→ Exercise goal: Check each line of the data for "transportfiktiv", and copy the ones that have it.

→ Data excerpts:
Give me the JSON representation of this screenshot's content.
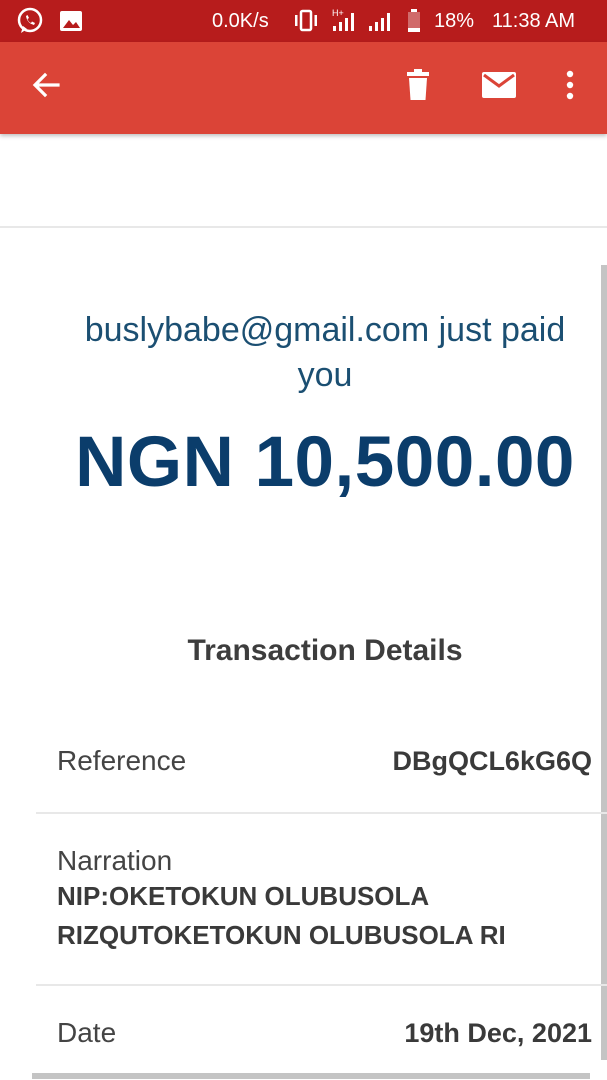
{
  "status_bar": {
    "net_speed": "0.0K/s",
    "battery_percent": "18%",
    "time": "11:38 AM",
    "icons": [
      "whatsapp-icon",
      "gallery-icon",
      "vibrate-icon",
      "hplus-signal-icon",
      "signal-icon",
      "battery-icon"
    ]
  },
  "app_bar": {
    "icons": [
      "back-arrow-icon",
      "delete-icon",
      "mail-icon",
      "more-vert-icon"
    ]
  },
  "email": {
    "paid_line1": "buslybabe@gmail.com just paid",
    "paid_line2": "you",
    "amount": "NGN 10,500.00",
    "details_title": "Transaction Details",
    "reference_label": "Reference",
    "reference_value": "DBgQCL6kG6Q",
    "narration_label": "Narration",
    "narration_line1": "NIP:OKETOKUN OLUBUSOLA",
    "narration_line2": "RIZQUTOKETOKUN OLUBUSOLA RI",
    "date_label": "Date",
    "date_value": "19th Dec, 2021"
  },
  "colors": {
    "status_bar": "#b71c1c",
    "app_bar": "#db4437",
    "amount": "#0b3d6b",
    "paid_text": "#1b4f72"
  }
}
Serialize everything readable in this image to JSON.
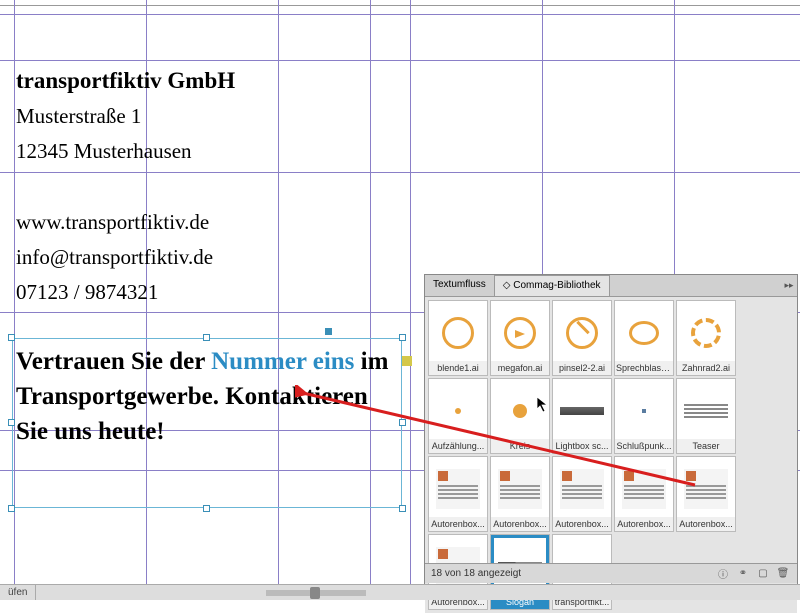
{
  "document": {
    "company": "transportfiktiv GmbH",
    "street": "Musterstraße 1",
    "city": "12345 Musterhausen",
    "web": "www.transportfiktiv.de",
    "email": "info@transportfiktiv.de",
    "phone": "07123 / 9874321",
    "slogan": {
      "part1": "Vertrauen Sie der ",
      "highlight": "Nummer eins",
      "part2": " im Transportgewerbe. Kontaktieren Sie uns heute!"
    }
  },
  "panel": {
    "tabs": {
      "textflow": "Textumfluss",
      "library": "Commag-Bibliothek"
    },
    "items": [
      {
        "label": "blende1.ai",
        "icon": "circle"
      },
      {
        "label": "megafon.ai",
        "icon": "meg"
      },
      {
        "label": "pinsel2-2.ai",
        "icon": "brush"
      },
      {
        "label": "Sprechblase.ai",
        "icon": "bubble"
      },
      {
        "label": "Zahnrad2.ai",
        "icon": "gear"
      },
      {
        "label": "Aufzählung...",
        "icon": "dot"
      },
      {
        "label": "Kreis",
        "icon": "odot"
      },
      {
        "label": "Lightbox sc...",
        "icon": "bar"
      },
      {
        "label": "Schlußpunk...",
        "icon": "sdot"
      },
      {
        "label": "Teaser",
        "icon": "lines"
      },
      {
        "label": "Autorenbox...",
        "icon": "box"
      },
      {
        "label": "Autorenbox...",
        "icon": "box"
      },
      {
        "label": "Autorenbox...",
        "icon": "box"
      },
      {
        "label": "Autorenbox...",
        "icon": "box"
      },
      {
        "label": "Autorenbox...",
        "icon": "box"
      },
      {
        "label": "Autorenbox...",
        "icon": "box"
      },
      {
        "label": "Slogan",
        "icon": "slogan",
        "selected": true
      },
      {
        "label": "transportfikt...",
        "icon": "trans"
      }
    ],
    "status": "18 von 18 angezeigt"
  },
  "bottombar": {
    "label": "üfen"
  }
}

→ Written solution:
    "company": "transportfiktiv GmbH",
    "web": "www.transportfiktiv.de",
    "email": "info@transportfiktiv.de",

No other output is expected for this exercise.